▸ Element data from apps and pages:
════

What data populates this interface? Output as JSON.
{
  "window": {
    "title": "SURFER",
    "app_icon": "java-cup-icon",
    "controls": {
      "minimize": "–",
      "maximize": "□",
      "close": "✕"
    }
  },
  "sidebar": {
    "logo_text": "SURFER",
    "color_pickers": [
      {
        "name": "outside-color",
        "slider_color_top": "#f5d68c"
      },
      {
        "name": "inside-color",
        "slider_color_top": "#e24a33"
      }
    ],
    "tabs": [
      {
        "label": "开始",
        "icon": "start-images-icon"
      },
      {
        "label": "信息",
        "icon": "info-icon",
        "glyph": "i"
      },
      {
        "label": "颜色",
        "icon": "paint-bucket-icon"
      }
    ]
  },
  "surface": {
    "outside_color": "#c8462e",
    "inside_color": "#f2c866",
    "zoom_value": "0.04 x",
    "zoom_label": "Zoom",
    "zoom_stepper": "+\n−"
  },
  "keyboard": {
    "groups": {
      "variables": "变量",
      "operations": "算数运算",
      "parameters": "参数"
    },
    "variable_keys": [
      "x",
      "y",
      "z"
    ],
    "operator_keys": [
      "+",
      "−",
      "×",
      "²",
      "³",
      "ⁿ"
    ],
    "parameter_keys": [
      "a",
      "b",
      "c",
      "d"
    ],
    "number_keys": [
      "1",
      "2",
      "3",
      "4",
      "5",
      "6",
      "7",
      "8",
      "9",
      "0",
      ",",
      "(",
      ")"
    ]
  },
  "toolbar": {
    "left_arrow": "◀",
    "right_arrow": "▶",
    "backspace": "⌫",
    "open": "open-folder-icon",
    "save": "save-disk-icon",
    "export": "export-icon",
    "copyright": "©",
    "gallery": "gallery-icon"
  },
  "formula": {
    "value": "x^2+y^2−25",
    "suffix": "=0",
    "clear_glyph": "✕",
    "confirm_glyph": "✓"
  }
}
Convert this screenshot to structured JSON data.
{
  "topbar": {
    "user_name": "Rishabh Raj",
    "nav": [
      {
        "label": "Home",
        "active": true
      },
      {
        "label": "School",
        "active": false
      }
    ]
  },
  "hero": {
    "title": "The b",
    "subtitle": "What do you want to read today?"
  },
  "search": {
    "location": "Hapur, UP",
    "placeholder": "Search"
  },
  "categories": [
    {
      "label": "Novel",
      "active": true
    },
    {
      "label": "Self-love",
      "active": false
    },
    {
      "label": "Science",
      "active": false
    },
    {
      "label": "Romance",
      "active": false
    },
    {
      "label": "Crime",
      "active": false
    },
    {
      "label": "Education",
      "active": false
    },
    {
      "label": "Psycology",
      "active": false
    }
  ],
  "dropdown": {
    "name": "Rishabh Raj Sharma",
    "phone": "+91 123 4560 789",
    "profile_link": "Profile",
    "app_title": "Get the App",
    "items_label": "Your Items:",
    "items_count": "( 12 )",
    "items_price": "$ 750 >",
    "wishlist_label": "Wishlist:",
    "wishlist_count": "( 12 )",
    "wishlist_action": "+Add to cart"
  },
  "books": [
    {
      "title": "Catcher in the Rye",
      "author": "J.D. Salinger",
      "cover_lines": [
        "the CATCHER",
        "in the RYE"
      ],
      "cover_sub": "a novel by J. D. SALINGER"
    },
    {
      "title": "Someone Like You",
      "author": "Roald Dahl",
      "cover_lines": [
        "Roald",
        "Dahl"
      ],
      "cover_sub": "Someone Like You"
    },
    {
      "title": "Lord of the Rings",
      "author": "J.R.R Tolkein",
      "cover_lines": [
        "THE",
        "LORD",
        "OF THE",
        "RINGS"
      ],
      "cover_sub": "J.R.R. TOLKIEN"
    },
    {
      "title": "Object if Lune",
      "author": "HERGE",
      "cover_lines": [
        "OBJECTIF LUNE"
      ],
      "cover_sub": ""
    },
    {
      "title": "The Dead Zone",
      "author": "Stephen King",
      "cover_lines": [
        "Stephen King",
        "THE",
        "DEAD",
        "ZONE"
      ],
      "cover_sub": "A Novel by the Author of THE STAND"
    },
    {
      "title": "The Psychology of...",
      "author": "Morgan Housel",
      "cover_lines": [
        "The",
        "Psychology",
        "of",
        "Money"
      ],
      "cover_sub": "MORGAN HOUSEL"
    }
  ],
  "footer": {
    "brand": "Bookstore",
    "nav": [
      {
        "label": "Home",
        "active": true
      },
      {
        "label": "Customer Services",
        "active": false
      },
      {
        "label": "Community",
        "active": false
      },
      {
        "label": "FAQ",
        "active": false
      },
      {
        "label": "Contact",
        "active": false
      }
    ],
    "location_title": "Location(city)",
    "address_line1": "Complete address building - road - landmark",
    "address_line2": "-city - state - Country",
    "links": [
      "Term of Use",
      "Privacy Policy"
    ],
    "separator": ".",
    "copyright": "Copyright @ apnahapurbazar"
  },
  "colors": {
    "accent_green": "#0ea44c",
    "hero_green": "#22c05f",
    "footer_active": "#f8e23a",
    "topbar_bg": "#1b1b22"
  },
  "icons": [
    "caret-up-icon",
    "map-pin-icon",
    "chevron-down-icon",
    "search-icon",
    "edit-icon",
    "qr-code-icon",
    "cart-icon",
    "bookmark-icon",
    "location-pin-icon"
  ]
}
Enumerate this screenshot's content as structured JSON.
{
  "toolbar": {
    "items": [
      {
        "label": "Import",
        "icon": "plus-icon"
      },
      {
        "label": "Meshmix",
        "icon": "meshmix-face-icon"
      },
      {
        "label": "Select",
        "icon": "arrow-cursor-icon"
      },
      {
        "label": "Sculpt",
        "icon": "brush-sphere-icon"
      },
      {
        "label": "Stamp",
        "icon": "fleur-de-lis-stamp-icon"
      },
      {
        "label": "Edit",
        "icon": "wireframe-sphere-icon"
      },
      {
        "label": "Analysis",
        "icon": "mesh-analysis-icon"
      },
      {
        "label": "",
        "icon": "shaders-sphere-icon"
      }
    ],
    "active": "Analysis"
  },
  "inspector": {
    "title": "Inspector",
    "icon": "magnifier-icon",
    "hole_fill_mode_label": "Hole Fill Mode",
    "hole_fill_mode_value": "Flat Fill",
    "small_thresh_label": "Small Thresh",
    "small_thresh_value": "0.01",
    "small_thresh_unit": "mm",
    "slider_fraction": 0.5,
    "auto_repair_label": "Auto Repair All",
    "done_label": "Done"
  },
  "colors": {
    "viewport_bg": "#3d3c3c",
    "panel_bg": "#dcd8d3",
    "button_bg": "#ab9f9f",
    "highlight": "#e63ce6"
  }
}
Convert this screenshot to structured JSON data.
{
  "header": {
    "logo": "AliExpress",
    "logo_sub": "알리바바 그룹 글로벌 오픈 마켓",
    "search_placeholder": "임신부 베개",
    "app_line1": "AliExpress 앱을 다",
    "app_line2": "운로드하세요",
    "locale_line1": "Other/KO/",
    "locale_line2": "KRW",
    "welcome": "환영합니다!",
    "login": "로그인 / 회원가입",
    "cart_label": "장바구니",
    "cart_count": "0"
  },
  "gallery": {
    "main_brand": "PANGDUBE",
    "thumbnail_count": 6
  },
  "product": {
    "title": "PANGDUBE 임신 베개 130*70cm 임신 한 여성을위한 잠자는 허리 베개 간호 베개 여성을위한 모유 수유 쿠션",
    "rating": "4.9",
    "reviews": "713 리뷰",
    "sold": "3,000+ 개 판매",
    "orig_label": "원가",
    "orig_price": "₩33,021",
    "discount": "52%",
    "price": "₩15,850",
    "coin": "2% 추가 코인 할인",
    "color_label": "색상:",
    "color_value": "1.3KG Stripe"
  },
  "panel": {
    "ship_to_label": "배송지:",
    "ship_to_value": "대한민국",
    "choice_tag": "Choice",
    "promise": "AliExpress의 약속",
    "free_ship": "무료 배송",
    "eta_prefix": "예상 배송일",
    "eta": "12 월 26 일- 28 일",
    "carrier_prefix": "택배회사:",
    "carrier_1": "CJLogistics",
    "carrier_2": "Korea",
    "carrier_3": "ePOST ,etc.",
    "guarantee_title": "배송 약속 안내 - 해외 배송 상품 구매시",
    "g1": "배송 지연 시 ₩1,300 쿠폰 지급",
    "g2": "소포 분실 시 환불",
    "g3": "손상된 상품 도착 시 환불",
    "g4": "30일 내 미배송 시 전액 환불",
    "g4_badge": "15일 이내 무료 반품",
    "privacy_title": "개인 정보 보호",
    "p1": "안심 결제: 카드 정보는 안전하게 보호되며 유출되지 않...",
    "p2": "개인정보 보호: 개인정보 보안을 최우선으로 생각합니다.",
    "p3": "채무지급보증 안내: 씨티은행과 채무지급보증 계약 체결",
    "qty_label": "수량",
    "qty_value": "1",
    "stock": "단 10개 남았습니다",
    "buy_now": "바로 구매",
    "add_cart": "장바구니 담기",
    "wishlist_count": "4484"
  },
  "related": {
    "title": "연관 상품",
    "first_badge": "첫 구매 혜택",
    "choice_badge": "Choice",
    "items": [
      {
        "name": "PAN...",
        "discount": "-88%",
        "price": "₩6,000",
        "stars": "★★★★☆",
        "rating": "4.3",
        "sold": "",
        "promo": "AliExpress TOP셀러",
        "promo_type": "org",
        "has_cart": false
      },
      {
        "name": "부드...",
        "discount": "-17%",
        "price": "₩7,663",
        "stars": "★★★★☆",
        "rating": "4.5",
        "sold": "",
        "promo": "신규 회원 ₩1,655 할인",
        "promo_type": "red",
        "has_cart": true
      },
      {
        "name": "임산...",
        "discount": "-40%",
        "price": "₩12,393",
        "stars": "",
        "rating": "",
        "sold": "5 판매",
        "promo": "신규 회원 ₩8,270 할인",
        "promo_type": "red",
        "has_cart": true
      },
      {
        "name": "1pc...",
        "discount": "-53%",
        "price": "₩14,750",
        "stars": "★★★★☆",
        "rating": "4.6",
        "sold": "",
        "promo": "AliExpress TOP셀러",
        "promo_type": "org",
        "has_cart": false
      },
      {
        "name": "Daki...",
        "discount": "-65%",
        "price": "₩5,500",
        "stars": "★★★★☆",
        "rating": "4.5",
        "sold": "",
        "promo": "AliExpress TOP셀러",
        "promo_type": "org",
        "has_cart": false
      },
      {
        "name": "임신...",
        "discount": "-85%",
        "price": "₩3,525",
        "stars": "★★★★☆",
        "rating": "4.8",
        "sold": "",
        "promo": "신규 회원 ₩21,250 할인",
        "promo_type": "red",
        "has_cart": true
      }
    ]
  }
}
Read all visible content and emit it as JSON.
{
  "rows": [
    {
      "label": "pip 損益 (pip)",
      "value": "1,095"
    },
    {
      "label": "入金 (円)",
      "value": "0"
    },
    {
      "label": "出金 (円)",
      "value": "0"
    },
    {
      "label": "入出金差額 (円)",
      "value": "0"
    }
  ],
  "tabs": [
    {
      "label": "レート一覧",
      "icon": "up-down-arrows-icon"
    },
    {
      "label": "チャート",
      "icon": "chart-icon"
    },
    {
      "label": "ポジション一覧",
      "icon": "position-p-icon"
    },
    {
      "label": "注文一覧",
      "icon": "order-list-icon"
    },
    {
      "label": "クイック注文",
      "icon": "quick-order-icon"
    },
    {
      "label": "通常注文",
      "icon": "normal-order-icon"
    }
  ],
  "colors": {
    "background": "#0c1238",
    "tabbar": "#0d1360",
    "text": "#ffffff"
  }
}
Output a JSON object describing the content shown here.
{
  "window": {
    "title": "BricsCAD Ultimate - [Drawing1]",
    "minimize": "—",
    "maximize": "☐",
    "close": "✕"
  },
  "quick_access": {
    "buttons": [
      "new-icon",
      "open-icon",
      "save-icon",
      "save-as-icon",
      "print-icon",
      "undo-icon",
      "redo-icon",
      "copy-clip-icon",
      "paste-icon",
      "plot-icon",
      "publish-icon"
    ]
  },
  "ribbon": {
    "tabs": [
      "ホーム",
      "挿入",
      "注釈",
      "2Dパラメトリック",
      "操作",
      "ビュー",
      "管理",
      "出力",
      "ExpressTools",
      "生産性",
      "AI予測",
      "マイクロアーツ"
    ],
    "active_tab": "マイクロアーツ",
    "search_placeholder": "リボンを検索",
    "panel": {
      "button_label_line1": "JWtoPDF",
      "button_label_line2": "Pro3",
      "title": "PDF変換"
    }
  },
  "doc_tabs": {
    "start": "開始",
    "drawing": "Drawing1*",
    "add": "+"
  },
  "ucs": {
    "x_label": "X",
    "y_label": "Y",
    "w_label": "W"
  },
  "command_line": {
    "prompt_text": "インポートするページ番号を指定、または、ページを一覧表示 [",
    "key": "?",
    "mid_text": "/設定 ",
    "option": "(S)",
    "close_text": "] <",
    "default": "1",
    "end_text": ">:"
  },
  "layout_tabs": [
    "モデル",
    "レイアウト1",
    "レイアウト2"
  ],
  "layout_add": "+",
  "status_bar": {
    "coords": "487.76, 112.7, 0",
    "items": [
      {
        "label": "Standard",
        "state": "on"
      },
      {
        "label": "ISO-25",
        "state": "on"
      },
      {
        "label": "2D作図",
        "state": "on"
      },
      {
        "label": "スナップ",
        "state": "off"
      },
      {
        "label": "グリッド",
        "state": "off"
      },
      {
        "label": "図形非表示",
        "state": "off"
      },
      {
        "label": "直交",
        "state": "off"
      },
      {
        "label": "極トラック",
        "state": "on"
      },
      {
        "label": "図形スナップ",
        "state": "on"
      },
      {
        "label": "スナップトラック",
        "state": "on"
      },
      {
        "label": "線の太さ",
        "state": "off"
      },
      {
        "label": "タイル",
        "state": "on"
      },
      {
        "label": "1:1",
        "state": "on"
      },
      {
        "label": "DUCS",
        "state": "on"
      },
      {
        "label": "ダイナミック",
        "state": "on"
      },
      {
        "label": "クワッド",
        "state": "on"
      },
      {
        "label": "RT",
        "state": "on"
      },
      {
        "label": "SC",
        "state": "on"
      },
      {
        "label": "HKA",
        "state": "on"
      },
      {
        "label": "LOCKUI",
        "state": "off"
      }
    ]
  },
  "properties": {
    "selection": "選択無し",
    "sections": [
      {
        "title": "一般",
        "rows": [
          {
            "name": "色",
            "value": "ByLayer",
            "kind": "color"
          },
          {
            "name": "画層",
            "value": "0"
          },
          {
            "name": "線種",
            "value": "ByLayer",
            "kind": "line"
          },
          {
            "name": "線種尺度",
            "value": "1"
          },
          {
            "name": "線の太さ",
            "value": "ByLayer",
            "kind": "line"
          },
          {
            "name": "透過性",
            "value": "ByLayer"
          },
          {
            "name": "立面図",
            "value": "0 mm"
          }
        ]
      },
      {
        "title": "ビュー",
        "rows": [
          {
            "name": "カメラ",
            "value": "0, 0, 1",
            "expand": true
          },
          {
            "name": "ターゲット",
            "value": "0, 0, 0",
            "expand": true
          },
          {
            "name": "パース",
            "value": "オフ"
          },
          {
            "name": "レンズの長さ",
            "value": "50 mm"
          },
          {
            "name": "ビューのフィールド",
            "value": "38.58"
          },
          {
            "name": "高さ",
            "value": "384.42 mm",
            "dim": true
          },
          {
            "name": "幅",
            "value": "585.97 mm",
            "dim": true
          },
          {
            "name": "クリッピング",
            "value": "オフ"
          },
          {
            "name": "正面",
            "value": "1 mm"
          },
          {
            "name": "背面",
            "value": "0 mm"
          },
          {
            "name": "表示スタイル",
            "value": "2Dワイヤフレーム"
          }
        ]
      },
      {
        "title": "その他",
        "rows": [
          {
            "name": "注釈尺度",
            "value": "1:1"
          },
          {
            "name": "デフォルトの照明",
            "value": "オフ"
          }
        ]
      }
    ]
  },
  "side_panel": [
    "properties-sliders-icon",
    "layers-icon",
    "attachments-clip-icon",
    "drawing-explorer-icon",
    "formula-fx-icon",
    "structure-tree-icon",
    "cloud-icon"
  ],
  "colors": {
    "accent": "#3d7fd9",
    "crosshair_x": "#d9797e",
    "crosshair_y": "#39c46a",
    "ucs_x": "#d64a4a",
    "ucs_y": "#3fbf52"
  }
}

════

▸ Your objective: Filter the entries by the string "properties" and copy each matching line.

▸ Response area:
  "properties": {
    "properties-sliders-icon",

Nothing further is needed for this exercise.